Exercise brief: The word "Advanced" marks the lines you need; copy each of them from the data.

Extracted information:
# # # # #

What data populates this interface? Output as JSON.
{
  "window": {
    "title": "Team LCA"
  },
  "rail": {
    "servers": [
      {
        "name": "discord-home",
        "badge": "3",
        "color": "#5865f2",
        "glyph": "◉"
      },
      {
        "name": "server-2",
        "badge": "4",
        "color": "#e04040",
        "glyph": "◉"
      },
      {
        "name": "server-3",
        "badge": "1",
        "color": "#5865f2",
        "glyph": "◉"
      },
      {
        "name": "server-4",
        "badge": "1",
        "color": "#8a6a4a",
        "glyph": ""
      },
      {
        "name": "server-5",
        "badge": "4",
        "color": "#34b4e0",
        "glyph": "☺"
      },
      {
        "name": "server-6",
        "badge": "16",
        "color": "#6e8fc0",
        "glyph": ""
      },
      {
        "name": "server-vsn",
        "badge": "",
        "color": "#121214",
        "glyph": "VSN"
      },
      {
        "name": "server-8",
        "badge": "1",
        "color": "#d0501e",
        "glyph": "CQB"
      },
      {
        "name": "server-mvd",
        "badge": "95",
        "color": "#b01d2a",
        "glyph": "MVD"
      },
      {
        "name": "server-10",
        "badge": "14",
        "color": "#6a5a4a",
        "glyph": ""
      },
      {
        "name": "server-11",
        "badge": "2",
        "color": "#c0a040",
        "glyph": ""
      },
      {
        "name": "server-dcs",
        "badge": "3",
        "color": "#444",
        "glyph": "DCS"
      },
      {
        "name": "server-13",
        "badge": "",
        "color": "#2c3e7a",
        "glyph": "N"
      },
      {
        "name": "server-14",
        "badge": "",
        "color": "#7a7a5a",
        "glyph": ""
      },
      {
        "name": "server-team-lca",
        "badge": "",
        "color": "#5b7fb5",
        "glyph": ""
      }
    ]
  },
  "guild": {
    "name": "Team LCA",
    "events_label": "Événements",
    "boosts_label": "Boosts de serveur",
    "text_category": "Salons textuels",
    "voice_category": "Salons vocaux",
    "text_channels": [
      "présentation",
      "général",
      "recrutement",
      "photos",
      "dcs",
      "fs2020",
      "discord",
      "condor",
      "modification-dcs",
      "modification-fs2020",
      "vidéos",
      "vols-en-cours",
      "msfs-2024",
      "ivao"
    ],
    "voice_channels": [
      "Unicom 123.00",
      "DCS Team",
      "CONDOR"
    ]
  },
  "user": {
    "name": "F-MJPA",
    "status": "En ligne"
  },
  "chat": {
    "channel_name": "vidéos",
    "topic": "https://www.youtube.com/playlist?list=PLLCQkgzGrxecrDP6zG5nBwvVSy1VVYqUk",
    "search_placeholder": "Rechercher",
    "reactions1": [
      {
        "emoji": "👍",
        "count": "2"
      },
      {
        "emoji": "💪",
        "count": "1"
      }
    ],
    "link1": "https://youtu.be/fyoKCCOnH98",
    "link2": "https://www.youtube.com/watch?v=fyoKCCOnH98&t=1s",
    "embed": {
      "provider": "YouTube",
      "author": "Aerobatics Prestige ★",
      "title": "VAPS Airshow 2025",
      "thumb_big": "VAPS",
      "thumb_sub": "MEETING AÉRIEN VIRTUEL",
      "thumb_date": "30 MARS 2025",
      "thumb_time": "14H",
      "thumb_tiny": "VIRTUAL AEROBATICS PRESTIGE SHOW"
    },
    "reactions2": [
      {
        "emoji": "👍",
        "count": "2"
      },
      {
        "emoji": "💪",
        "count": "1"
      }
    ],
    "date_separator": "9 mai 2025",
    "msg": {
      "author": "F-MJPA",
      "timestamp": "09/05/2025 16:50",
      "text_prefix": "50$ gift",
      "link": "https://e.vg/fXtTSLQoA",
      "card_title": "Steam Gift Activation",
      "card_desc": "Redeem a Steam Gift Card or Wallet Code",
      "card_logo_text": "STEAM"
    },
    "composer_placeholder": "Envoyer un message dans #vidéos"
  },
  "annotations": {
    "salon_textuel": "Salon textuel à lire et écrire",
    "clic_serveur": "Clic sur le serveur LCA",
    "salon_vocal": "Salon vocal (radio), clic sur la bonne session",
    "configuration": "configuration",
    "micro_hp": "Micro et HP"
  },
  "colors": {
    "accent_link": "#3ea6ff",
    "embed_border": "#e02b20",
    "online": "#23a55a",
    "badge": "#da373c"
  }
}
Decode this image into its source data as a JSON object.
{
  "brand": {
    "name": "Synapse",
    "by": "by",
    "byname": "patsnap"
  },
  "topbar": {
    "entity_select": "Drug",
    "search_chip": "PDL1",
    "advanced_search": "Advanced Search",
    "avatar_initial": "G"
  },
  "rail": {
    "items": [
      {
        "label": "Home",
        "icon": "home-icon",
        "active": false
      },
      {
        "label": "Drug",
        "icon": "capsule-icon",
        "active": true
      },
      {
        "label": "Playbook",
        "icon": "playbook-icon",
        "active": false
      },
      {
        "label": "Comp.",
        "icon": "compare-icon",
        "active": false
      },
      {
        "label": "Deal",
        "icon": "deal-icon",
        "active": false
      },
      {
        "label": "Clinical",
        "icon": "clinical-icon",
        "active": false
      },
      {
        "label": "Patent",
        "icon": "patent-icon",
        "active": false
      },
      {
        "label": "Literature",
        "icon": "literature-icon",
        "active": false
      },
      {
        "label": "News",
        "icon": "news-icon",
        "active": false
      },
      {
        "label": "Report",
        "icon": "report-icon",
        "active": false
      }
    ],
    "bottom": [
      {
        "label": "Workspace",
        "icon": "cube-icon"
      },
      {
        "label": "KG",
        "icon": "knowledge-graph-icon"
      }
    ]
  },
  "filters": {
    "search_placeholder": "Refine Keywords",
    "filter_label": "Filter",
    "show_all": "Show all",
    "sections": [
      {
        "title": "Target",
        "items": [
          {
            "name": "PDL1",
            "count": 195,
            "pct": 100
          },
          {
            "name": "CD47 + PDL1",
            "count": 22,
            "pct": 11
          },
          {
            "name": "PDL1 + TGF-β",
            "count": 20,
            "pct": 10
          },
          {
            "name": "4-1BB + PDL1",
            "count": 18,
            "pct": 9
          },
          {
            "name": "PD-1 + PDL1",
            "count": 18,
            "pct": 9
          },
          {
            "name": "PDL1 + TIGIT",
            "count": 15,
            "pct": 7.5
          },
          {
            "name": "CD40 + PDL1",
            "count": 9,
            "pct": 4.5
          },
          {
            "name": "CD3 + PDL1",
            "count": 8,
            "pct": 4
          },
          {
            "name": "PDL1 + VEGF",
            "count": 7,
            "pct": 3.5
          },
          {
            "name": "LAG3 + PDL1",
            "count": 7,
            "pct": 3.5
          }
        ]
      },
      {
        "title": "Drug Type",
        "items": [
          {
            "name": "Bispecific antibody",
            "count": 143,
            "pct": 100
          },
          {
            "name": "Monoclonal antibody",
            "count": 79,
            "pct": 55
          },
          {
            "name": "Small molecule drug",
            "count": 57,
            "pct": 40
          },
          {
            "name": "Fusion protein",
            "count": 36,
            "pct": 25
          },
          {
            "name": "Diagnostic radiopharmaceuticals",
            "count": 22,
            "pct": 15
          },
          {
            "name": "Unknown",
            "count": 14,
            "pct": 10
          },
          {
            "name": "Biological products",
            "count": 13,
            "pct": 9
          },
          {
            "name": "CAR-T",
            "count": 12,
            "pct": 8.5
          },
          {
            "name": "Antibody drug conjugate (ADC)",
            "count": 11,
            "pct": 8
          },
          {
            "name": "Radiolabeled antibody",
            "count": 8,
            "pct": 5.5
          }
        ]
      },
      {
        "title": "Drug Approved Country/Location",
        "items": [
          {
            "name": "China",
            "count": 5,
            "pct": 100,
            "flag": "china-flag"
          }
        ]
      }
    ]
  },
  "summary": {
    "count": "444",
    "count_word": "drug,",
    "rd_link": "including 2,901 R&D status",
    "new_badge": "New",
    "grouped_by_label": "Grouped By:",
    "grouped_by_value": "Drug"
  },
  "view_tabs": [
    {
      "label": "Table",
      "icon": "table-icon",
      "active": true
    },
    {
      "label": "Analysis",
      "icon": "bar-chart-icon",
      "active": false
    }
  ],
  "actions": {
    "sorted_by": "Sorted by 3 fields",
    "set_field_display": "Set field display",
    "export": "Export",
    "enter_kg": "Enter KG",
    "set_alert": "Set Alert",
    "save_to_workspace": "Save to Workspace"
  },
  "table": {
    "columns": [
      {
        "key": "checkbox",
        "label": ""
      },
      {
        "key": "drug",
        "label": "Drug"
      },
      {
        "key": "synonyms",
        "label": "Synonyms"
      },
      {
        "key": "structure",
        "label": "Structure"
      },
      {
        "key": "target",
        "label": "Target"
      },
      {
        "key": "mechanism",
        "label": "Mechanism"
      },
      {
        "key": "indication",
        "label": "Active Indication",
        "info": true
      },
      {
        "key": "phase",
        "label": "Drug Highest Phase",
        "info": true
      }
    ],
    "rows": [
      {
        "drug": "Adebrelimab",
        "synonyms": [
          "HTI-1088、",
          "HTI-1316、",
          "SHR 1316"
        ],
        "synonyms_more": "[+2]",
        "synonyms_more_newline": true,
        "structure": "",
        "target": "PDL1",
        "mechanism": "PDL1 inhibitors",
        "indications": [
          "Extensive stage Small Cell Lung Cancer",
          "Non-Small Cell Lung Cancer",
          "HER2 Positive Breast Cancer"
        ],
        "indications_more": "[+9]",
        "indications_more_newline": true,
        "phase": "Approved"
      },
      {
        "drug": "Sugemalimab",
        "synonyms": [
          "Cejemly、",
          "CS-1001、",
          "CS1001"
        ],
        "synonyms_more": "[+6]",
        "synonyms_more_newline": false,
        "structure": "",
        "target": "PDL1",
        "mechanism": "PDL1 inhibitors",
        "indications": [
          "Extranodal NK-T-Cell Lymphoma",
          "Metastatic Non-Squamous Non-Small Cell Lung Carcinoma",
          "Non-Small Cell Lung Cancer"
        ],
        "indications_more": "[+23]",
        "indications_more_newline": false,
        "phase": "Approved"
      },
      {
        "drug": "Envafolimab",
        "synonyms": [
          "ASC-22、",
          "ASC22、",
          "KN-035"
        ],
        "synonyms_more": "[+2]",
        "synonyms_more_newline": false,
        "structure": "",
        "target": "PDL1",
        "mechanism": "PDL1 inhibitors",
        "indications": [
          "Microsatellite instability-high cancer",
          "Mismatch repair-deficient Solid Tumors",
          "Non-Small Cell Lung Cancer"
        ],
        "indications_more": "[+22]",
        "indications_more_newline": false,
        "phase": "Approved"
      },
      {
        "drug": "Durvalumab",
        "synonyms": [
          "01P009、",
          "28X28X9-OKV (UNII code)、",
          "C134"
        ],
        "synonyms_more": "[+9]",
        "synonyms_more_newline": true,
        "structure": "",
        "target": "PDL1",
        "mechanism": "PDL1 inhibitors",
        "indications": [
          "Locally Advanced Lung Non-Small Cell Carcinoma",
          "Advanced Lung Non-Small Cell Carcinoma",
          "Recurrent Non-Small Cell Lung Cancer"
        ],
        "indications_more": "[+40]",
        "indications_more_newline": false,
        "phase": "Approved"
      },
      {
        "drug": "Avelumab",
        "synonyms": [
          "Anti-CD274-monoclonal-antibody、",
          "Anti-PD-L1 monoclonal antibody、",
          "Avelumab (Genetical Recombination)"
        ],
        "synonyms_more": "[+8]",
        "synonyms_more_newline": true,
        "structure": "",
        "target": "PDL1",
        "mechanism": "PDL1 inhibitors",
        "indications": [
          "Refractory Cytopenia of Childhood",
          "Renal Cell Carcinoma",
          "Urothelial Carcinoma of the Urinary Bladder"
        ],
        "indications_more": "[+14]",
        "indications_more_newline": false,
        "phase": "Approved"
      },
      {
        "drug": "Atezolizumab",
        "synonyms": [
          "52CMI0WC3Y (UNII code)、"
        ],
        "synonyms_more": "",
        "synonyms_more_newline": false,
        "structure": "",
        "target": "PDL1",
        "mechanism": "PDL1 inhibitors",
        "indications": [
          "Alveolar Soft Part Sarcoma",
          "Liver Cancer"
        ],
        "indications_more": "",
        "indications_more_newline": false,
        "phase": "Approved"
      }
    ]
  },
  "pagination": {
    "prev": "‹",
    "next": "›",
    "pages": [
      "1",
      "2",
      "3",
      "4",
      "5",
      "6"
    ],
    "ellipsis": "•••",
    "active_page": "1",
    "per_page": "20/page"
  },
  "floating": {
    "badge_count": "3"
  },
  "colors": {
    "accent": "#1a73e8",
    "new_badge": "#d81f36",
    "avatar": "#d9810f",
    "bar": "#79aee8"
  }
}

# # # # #

Output for this task:
    "advanced_search": "Advanced Search",
          "Locally Advanced Lung Non-Small Cell Carcinoma",
          "Advanced Lung Non-Small Cell Carcinoma",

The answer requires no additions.